In order to meet the demands of this new role, treasury has had to look at its processes and use digitisation to drive efficiency and automation. So whilst digitisation hasn’t necessarily been the main driver in changing the role of the treasurer, it has helped treasury leaders to be more effective gatekeepers and strategic business partners.
There are many examples of this. For instance, by leveraging technology companies are now able to readily expand into new markets virtuallyswithout the need to spend resources on a bricks and mortar presence – and often without hiring new treasury staff. Moreover, taking paper out of processes has allowed treasurers to not only expand their remit with (more) ease, but also to streamline and drive straight through processing (STP), allowing treasury to focus less on manual tasks and more on becoming a strategic business partner.
The expanding role of the treasurer, and the increasingly international nature of business, has also meant that those at a senior level are travelling a lot more than before. Again digitisation has provided a solution, or at least an enabler, to this. “Tablet devices have proved very popular with our clients,” explains Munir Nanji, Managing Director APAC Sales Head at Citi. “They have provided treasurers with the mobility they require and also allowed them to digest information quickly and efficiently.” As a result, treasurers are now able to treasury teams to be able to work on the go and on a multitude of devices, seamlessly giving them access to the information they need, when they need it.
Technology for all?
The rise of digital treasury solutions, most notably the cloud, has also lowered the cost of treasury technology, making treasury management systems (TMSs) accessible to more-and-more companies around the world. This is a far cry from when TMSs) were first launched and they were installed on premise.

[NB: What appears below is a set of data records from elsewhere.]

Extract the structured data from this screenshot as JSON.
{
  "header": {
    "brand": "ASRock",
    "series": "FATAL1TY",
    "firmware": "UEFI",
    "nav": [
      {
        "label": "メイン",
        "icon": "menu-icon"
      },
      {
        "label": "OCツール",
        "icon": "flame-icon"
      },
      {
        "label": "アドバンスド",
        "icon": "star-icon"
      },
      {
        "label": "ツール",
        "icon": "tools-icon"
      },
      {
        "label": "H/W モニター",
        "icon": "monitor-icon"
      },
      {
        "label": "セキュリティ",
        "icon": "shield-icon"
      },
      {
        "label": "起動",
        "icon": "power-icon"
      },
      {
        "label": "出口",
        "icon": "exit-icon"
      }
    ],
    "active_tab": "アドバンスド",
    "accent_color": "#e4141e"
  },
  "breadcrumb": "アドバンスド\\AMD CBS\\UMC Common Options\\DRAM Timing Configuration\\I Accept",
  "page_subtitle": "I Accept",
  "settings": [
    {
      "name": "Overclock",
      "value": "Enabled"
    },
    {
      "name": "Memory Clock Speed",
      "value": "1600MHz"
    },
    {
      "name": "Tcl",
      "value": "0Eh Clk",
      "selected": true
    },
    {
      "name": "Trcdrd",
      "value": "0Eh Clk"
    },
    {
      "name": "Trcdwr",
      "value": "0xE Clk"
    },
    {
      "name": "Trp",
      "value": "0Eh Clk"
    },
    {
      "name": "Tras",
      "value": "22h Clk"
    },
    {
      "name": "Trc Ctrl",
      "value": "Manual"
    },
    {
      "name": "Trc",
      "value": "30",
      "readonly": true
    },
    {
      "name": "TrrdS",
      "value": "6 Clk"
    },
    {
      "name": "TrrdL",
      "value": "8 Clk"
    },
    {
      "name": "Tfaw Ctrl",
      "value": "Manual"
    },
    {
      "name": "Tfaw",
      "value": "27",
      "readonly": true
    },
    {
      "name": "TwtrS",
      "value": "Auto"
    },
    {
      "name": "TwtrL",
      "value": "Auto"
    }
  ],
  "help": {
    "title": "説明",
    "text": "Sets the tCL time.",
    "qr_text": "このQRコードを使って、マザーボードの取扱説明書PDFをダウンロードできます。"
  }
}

Whilst this allowed the solution to be built to fit, it required significant investment in the technology, its updates and the servers.
There was also a high resource cost that was required from the company’s treasury and IT teams. “Today, however the rise of cloud technology has been a game changer, as it has removed hardware costs and provided a much more cost-effective way for a business to obtain the technology it needs,” says Citi Nanji. “It is also flexible and allows corporates to easily scale both up and down.”
The inexpensive, or at least less expensive, nature of most cloud solutions has, therefore, helped to level the playing field in the treasury technology space. Once there used to be a huge gap between what the biggest, most sophisticated companies could achieve with their treasury technology and those at the other end of the scale. Now, thanks to the cloud, capabilities are starting to become more equal.
The second stage of digitisation
Innovation and digitisation however doesn’t stand still and as a result of this treasurers must always be looking to the future. “We are beginning to enter the second stage of digitisation,” says Enrico Camerinelli, Senior Analyst EMEA at the Aite Group. Companies already understand that they can move from paper to digital and from unstructured data towards more constructed data. What they are now beginning to explore is how this gives them the power to understand the past in order to predict the future.”
To read more about how digitisation is helping treasury to predict the future, and to understand technology’s impact on treasury more broadly, look out for The Treasurer’s Guide to Digitisation, a new Handbook due to be published by Treasury Today in September.